AVAILABLE RECORDS:
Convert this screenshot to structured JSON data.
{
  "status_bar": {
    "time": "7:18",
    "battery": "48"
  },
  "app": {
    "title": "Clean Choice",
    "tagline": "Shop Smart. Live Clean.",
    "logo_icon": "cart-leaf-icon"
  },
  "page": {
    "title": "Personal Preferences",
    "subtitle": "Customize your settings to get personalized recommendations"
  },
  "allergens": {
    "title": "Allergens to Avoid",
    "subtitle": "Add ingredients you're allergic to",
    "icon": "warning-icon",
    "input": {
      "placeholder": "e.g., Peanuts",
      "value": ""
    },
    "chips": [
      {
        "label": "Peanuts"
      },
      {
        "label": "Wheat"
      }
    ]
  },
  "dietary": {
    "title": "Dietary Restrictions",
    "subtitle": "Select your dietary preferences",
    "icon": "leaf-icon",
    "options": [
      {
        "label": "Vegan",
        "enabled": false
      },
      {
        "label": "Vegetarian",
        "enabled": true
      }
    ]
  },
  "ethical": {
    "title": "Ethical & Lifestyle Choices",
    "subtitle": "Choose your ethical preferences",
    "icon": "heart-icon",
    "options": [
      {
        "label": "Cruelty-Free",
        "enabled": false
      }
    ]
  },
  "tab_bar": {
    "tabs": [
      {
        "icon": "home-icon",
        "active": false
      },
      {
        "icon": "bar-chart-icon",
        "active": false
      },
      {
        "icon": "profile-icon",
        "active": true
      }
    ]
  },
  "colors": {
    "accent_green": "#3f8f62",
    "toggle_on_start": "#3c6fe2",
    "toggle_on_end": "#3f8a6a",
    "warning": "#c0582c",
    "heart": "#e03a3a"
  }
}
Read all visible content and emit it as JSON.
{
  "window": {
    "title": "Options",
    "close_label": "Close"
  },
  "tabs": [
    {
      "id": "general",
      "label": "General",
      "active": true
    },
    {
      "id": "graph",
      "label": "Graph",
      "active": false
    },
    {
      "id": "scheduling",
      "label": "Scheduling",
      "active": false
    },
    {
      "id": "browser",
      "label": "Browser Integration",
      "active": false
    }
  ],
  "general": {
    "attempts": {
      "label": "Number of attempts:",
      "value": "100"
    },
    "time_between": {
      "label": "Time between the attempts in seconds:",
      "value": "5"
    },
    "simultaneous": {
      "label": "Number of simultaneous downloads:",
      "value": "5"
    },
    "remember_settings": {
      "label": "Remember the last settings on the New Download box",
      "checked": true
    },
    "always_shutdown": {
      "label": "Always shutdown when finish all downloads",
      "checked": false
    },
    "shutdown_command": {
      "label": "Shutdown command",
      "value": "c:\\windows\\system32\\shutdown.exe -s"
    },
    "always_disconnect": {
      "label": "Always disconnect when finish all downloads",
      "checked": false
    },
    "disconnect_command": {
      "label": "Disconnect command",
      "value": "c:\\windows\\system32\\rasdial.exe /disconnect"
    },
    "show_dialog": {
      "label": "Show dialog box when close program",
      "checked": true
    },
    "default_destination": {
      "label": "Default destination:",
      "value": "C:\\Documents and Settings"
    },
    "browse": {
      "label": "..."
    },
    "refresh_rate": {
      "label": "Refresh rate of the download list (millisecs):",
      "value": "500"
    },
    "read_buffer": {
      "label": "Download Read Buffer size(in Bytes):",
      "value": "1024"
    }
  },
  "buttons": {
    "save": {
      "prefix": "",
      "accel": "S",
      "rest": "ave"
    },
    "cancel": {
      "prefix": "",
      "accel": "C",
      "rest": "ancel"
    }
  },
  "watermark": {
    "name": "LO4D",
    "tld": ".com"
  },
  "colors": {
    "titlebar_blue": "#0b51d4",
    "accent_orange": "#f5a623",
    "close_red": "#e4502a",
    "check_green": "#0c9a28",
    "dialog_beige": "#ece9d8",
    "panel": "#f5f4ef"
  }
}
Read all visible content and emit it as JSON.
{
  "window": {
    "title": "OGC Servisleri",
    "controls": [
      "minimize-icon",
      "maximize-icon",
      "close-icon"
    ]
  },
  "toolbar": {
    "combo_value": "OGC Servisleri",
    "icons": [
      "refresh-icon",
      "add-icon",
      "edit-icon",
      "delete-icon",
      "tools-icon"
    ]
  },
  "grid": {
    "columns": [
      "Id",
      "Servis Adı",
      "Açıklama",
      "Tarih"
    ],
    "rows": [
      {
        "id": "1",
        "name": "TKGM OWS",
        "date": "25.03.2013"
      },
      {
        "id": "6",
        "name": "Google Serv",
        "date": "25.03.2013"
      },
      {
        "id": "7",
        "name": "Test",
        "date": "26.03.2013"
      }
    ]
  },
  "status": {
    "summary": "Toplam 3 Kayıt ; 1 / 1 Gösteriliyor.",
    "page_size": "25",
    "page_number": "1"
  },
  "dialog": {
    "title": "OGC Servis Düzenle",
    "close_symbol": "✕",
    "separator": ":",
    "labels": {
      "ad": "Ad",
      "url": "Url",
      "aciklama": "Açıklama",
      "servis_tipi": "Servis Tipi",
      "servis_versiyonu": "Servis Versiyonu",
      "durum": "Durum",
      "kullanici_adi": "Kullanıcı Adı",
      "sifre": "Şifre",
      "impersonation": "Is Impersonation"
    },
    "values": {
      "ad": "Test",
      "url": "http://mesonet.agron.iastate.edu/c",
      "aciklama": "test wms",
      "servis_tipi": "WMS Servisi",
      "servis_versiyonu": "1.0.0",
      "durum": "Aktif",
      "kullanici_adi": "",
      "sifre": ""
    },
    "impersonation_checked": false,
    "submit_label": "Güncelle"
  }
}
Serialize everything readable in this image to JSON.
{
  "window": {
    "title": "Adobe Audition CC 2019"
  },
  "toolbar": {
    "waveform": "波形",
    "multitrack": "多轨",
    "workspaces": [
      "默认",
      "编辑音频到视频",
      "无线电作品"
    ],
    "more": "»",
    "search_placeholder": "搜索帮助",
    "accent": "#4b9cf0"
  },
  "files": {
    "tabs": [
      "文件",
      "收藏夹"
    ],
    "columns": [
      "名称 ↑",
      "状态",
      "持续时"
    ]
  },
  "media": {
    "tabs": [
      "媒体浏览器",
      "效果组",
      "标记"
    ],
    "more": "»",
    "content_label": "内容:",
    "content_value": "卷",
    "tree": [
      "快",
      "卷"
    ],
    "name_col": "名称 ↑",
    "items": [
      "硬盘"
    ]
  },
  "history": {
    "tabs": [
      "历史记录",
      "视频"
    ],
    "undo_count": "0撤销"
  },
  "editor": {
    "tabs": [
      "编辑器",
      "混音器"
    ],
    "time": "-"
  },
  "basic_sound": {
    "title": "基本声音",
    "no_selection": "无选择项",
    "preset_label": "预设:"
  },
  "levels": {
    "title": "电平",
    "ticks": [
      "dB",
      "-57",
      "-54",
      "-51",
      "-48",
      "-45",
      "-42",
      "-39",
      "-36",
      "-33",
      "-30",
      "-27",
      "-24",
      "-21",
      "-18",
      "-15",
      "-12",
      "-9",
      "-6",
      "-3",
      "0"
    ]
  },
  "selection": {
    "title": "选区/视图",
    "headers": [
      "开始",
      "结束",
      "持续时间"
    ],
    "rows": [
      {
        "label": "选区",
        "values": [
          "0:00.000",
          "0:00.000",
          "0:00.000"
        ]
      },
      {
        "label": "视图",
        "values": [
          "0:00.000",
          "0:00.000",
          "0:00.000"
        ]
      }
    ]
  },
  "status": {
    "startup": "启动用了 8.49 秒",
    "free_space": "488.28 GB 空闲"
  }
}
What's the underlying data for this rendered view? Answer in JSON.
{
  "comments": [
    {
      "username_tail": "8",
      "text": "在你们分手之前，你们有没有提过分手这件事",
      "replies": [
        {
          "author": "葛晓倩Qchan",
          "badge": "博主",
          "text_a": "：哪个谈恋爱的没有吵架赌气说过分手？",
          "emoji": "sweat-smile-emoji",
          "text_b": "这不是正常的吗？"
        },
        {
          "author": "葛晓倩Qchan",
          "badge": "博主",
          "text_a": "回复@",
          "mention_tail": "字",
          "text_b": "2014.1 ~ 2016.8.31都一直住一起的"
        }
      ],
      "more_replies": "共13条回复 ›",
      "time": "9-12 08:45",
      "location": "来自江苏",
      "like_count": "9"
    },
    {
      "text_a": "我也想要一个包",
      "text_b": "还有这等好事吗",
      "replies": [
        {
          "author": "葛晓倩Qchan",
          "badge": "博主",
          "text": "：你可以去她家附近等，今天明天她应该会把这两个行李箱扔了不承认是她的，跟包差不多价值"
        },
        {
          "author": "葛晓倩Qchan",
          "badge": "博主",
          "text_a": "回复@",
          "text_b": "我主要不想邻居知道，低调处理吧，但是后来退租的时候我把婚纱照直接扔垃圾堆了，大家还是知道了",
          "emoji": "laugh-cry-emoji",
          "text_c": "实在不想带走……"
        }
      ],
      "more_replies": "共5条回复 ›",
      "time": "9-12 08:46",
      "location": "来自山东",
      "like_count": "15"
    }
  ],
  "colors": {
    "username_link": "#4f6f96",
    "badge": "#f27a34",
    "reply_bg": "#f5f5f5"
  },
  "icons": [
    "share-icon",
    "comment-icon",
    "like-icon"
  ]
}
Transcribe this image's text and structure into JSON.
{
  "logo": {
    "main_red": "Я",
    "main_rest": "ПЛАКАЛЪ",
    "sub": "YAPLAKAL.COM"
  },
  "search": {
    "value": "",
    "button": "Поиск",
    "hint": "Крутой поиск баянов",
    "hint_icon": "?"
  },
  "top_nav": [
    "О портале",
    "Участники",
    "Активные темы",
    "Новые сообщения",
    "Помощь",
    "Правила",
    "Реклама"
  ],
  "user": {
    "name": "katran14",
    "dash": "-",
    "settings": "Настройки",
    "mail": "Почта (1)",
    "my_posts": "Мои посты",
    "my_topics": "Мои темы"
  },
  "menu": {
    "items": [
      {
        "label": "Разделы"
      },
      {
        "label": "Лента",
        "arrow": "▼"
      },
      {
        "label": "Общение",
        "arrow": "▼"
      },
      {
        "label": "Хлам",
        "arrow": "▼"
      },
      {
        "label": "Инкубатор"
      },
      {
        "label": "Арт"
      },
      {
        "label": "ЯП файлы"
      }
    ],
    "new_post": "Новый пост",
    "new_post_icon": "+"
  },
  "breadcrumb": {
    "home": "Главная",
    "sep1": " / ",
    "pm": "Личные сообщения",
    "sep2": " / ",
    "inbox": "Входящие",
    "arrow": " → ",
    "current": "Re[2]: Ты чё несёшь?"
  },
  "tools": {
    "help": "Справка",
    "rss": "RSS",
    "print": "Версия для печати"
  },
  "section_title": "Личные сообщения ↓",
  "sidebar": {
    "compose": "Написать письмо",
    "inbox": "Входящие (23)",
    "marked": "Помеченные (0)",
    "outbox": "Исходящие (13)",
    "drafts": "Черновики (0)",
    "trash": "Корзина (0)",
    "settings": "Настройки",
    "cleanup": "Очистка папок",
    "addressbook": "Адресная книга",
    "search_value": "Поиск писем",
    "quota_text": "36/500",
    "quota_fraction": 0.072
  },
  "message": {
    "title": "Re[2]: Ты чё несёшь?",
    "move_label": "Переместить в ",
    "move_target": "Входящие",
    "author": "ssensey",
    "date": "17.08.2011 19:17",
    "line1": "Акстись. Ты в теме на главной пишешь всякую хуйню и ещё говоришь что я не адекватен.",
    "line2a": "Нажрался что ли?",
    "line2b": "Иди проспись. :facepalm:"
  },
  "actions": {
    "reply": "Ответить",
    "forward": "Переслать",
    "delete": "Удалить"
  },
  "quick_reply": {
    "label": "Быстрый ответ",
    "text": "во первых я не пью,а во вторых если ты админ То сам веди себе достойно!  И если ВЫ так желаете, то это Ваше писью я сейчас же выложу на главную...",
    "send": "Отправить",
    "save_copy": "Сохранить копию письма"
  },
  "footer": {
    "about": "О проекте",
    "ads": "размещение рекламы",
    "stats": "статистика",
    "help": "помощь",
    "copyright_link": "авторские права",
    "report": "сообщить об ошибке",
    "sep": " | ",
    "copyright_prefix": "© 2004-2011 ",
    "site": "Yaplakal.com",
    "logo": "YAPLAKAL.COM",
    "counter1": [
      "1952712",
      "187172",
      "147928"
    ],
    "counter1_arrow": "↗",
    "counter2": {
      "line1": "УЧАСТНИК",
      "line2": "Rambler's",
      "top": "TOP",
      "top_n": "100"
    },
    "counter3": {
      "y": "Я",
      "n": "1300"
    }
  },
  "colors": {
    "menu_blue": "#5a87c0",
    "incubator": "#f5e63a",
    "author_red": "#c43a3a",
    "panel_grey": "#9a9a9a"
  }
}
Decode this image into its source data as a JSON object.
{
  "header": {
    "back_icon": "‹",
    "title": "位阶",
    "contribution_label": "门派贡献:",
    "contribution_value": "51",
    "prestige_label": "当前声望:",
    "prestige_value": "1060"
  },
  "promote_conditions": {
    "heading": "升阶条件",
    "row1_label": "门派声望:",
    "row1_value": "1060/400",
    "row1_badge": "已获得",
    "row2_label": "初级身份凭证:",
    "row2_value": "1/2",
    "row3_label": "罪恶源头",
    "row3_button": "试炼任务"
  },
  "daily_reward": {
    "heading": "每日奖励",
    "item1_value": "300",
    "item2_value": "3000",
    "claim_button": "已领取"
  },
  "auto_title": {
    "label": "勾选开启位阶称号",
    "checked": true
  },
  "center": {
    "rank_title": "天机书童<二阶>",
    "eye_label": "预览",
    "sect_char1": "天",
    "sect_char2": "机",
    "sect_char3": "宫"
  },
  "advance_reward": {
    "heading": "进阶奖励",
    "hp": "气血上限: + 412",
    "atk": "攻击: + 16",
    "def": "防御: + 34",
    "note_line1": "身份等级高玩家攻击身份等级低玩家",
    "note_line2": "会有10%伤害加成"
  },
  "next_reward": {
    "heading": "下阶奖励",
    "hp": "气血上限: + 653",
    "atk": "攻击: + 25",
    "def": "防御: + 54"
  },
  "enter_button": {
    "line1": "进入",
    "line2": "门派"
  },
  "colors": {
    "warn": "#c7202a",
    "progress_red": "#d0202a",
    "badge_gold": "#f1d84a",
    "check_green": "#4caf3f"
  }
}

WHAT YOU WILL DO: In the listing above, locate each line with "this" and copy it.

WRITTEN RESPONSE:
Convert this screenshot to structured JSON data.
Serialize everything readable in this image to JSON.
What's the underlying data for this rendered view? Answer in JSON.
Transcribe this image's text and structure into JSON.
Decode this image into its source data as a JSON object.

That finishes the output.